▶ **WHAT NEEDS TO BE DONE**
Find the string "plant" in the records. Copy each line that has it.

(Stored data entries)
########################################
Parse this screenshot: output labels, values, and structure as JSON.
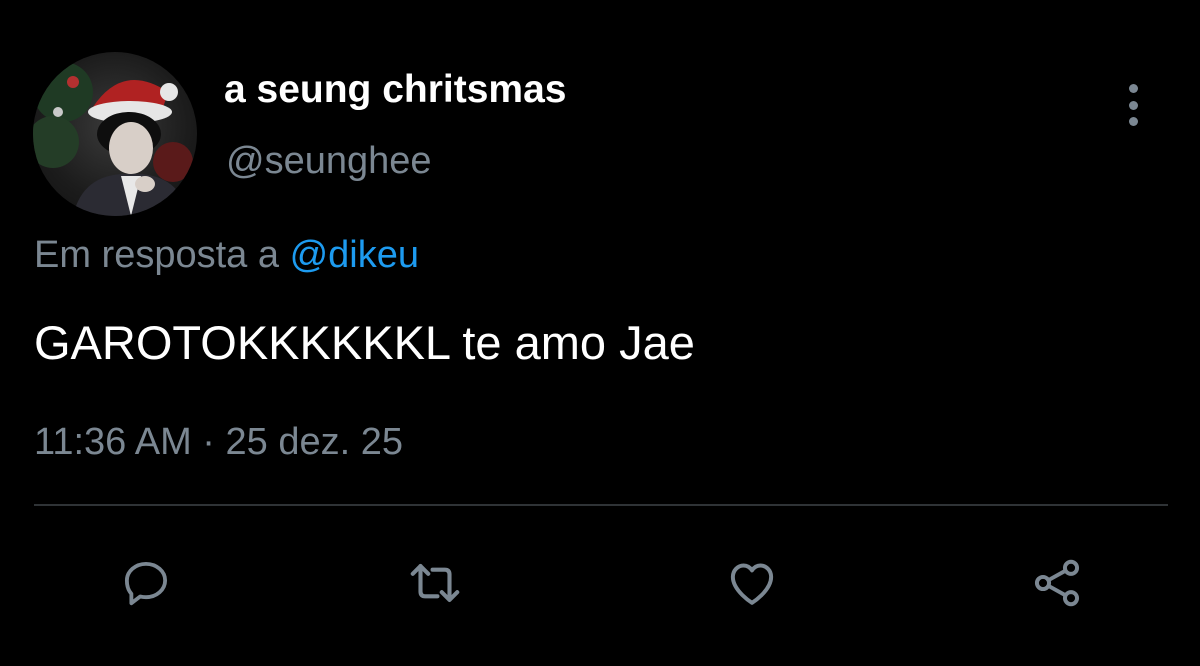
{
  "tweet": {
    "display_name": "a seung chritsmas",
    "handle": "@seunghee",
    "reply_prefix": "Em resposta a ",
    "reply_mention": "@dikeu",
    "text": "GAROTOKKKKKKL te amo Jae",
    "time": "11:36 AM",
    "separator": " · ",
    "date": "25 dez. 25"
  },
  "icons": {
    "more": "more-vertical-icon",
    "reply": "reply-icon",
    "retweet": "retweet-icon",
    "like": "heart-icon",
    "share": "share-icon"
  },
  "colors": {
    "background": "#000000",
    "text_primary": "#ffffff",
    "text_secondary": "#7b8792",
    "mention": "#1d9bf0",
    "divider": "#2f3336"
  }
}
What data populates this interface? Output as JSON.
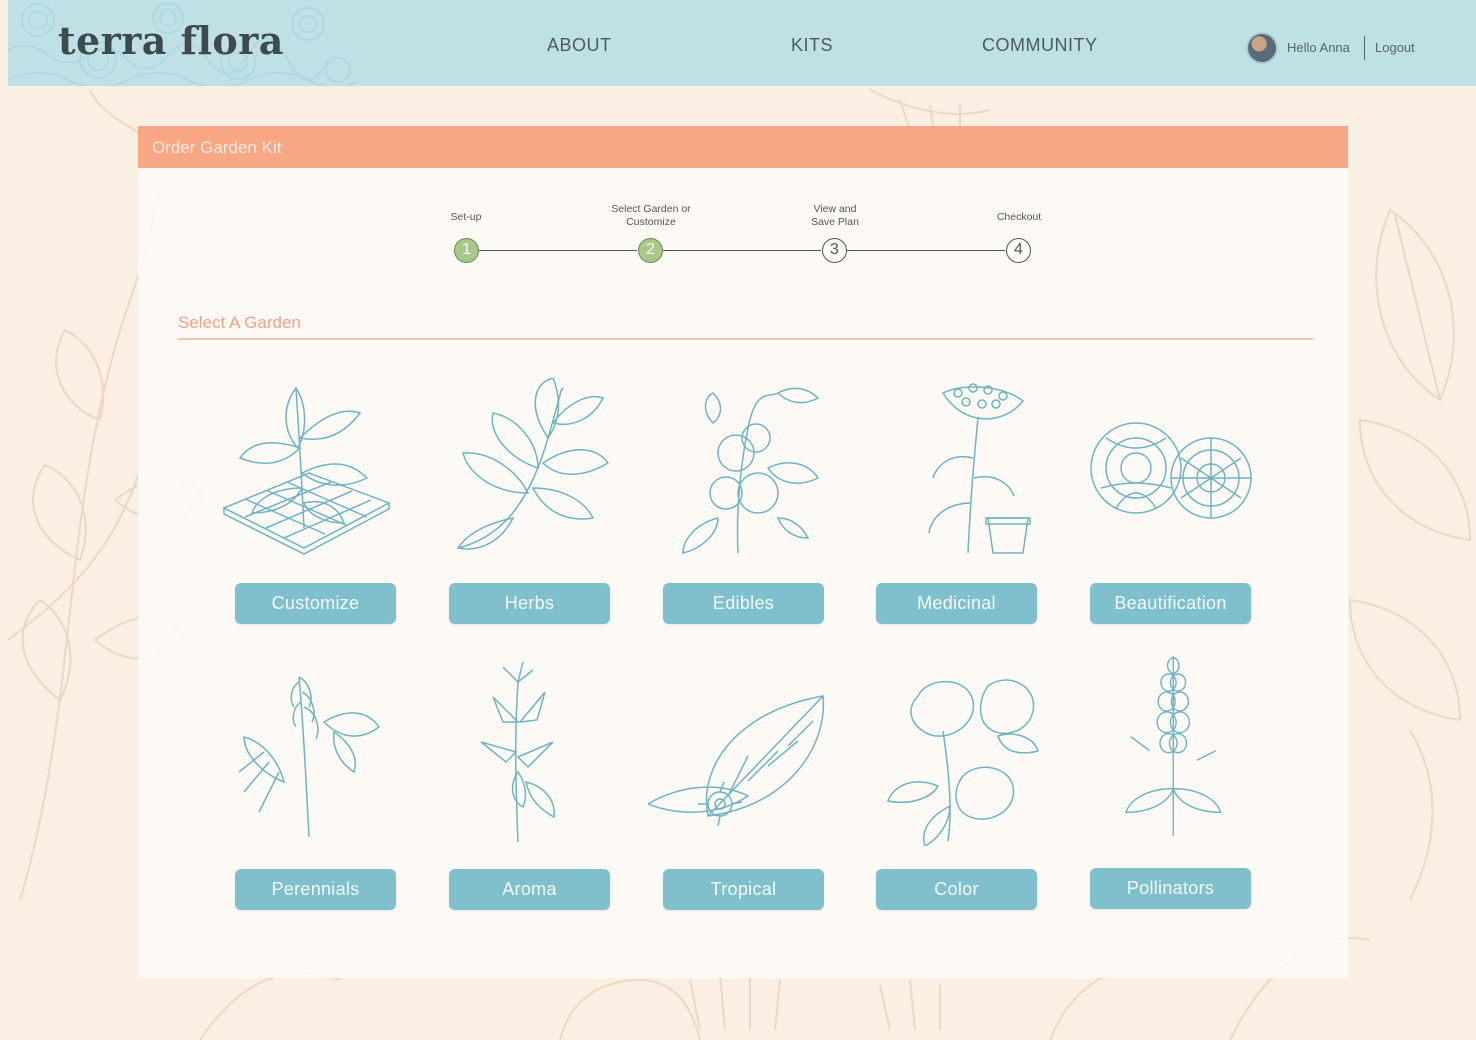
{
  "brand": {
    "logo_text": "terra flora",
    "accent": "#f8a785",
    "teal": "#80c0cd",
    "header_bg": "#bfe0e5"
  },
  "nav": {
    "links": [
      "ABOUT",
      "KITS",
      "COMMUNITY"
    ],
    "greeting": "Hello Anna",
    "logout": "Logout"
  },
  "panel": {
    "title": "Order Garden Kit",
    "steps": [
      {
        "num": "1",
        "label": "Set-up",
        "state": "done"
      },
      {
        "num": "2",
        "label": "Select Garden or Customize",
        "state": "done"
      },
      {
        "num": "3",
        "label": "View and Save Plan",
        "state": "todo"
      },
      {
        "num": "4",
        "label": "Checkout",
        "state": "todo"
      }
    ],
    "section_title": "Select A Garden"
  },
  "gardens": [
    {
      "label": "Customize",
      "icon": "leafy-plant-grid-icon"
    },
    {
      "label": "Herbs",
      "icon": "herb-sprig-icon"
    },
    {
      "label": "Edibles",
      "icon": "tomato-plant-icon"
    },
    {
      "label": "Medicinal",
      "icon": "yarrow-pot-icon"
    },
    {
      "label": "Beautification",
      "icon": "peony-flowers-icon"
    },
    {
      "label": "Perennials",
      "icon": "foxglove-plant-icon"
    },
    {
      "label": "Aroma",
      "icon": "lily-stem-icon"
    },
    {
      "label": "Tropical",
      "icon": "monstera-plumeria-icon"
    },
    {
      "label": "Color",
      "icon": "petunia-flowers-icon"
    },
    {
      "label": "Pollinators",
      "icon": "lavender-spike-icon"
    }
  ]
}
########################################
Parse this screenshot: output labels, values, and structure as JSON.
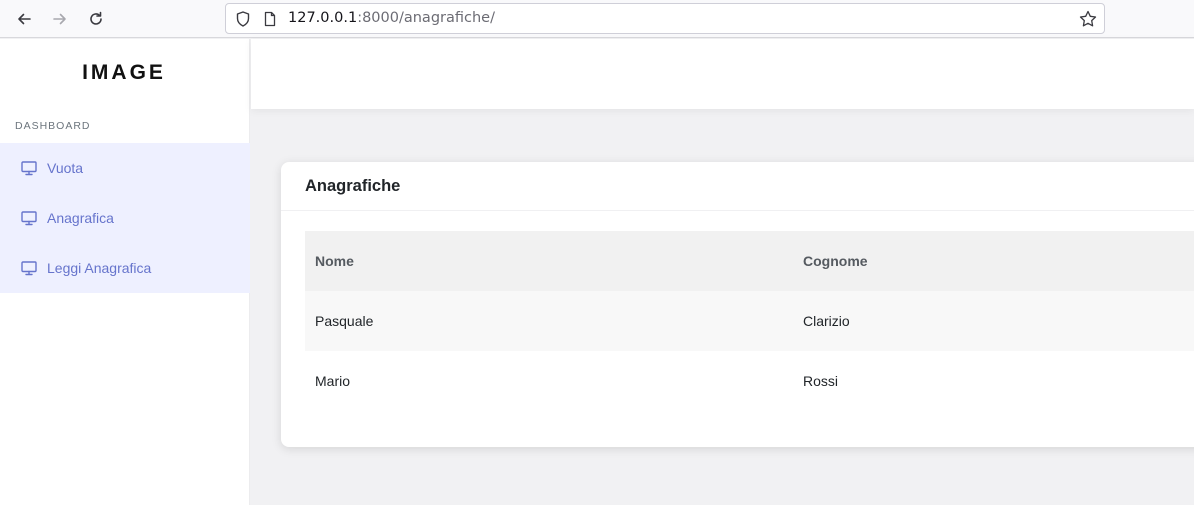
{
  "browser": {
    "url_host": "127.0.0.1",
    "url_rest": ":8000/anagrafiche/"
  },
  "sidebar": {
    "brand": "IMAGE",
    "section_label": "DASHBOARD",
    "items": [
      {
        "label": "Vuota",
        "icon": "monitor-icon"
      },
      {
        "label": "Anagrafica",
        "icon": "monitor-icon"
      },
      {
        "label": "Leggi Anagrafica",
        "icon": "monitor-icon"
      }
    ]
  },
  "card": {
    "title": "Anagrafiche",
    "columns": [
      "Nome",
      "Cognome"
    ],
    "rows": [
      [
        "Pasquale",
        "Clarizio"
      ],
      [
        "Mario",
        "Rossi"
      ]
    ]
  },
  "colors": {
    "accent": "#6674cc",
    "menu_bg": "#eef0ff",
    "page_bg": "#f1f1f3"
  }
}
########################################
▶ **ANSWER TO THE EXERCISE**
      "icon": "leafy-plant-grid-icon"
      "icon": "tomato-plant-icon"
      "icon": "foxglove-plant-icon"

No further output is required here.